At 15, he had a dream he died in a car crash. Nothing complicated or fancy, just the shearing of metal and the breaking of glass and his body, broken in fragile places. The dream meant something to him, but he didn’t know what. It seemed portentous; if he could survive the year, he would be destined for great things. This is the way his mind worked. He turned normal things into foreshadows of excellence. He was, almost uniformly, always wrong.

Interlude 2: A found fragment.

30 Aug

I’ve been revisiting some of my autobiographical pieces, which I realize is a documentation of my writerly life in my twenties. You can read them in order:

part 1: first novel blues

part 2: second novel madness

part 3: minor success

part 4: short story and a crackup

part 5: short story that goes nowhere

part 6: junket life and five stories

part 7: dreams of automatic writing

part 8: first scene from my wretched screenplay

part 9: shift in political consciousness and unfinished novel

—and I realized that most of the fiction I’ve written in my life—and there’s an assload, let me tell you—hasn’t been read by anyone. And often I didn’t intend for anyone to read it. This makes writing exhilarating, deeply weird and often untethered to the point of writing in the first place. Which is communication. And yet, knowing you’re writing something no one else will read gives the act a weird magical overlay, as if you are communicating with some unknown part of your self. It’s a liberating feeling. And akin to madness.

Anyway, I have so many little snippets of things—I write every day before I start work for five minutes with no goal or direction in mind, on top of manuscripts and ye old blog here—that I often stumble across stuff that seems to have been written by someone else. Another little bit of writing alchemy. Here’s a plot outline for something I never wrote. The file was named “Storybird for Class,” so this was probably going to be a digital picture book. Or something. I can’t imagine that was going to be the title of a short story, but as I don’t remember writing it or why that’s one more thing that is lost forever.

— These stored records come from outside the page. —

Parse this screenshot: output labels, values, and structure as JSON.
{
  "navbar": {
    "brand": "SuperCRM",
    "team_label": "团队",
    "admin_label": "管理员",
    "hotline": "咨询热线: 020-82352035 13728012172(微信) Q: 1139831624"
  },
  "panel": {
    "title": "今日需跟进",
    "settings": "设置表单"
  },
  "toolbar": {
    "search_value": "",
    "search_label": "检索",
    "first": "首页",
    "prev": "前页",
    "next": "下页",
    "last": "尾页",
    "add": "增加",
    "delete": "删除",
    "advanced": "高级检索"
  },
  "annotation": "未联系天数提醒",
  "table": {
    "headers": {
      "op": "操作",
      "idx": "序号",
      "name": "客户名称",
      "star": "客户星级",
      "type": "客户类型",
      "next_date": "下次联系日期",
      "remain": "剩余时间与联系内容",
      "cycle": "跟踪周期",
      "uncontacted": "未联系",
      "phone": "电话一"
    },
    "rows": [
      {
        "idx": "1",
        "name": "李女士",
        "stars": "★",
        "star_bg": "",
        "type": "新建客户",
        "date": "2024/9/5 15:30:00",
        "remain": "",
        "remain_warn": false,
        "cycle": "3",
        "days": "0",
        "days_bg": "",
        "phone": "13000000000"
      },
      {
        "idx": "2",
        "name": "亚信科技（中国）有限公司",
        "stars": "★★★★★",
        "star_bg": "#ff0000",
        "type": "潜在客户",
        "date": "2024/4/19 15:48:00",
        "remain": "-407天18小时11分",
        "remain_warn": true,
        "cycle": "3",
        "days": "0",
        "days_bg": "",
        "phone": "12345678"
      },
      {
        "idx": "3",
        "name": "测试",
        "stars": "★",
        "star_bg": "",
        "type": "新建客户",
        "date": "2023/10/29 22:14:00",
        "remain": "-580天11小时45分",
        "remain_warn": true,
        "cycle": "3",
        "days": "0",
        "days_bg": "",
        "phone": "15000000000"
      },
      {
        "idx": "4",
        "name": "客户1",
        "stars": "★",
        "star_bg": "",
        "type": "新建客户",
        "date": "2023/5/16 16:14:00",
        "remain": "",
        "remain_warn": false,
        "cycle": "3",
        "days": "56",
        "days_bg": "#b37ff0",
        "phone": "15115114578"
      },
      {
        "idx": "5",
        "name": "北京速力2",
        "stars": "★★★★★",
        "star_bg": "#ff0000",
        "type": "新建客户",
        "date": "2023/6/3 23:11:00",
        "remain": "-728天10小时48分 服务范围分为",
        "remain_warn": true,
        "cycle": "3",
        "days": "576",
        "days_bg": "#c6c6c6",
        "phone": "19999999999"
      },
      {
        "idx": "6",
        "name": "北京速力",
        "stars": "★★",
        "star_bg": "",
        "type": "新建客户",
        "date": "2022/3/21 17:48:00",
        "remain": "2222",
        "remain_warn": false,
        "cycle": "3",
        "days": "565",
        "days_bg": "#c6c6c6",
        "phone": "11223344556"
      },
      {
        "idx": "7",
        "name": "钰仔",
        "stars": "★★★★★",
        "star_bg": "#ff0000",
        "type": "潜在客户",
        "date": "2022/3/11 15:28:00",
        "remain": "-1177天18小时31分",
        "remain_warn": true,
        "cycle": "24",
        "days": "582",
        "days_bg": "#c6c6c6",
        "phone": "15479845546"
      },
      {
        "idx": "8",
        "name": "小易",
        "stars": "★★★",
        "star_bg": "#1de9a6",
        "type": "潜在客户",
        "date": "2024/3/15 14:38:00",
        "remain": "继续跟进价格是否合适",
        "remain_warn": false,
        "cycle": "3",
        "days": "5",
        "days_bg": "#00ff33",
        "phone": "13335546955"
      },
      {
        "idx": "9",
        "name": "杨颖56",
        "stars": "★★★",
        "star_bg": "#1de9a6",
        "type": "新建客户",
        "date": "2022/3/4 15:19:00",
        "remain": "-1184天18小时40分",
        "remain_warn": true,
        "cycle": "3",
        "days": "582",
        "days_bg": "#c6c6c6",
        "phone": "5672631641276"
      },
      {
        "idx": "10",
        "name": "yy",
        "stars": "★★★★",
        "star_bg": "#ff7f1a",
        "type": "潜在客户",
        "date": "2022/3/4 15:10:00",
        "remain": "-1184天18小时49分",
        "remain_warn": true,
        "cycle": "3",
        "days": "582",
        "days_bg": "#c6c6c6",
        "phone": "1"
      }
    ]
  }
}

Anyway, here tis:


In a small village at the edge of a vast forest, a young girl is raised by a single mother. The mother is strong. She has short, black hair, long arms and legs, and carries around a short knife. The villagers are warriors; the forest outside is populated with ogres, dragons, demons and monsters. The mother spends her days husking corn and shelling peas, cooking stews and beating linens. Her life is hard, but so is everyone else’s. At nights, she puts her daughter to sleep and stares out at the slow red shift of the stars.

One day, the girl goes missing. The mother wanders through the dust streets and huts, but can’t find her anywhere. She can’t find any men, either.

They had left, and would not return.